Work request :: Reading the records below, find how many lines include the word "OVERVIEW" and give that number alone.

========================================

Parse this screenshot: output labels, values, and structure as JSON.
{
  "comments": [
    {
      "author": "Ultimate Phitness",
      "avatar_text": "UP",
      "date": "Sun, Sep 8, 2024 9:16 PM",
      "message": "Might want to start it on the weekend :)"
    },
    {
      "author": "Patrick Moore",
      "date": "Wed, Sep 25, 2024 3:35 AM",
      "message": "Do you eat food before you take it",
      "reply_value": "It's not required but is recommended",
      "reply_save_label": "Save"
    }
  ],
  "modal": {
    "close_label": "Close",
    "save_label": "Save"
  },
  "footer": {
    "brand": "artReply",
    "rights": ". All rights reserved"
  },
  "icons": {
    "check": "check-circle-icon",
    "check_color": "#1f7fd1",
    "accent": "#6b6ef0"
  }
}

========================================

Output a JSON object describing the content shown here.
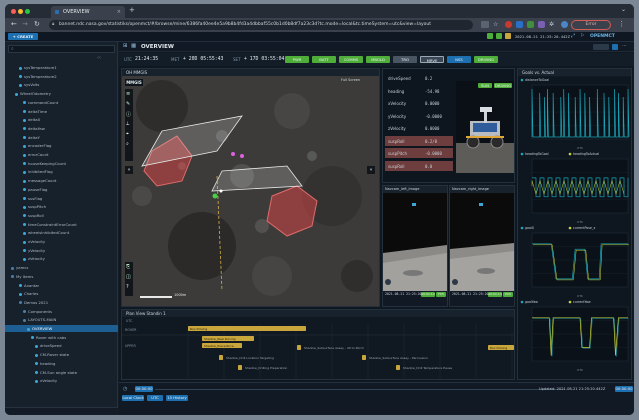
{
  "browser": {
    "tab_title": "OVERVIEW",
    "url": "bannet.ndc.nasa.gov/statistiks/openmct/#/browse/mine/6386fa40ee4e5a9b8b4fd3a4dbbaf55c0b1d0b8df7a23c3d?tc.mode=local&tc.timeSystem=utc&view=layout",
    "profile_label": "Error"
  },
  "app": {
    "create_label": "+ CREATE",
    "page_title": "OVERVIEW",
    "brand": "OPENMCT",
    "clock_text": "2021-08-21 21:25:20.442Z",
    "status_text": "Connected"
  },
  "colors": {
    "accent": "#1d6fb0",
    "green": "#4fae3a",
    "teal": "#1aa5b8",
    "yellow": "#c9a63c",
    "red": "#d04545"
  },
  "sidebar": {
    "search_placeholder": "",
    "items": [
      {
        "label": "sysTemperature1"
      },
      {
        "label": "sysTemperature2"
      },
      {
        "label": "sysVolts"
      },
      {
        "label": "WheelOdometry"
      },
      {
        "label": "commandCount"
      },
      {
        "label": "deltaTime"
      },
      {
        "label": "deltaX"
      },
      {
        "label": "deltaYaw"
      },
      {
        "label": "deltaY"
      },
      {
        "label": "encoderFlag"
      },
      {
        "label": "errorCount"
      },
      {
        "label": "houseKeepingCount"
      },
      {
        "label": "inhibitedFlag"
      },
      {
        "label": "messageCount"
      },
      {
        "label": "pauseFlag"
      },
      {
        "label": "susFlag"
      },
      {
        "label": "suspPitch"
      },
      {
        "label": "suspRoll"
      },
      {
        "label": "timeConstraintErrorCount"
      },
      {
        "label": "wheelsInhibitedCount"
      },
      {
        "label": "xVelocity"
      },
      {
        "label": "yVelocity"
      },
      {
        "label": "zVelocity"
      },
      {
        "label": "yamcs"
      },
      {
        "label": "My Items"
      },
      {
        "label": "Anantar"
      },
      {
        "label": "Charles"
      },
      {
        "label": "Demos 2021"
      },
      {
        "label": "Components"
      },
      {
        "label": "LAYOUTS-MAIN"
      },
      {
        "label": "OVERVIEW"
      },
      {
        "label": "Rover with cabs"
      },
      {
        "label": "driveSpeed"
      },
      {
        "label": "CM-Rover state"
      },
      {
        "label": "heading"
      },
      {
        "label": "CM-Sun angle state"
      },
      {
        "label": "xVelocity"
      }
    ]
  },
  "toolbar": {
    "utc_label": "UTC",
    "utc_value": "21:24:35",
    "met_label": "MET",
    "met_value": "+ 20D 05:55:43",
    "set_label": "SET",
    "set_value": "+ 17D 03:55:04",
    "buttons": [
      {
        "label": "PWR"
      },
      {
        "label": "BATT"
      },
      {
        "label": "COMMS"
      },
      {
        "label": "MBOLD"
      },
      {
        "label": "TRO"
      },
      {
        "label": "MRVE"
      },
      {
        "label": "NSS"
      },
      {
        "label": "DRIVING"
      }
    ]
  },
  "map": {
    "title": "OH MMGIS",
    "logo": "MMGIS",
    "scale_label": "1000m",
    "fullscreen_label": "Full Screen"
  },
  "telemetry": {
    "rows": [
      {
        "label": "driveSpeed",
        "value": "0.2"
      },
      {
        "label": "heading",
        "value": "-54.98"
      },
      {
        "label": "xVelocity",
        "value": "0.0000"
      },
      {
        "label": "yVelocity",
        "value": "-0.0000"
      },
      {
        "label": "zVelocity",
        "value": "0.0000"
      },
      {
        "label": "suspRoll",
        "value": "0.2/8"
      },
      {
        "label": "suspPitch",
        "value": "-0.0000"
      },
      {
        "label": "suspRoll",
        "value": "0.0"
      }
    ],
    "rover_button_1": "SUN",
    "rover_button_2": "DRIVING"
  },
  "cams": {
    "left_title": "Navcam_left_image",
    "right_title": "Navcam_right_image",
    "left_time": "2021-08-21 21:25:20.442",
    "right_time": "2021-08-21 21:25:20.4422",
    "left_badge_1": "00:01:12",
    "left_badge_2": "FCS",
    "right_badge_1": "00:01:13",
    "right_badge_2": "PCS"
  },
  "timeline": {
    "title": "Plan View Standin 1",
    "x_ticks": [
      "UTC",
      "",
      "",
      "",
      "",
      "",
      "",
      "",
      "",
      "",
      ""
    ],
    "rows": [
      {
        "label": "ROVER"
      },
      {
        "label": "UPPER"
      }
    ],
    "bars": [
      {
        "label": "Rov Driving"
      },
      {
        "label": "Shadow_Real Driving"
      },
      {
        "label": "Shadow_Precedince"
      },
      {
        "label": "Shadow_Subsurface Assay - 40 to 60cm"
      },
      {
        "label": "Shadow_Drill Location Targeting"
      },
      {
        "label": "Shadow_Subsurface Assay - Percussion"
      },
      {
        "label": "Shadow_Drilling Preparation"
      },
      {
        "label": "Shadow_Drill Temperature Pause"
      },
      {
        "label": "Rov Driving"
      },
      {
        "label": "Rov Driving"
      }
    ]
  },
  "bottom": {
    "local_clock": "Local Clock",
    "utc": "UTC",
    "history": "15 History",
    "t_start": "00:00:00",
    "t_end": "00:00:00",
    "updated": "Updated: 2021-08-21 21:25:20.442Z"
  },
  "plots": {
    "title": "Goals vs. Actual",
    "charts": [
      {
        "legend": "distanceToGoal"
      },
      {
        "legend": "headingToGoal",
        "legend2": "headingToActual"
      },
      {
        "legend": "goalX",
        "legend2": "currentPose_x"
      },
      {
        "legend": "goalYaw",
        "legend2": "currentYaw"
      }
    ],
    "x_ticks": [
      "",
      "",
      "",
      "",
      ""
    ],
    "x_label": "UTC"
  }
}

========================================

Solution :: 3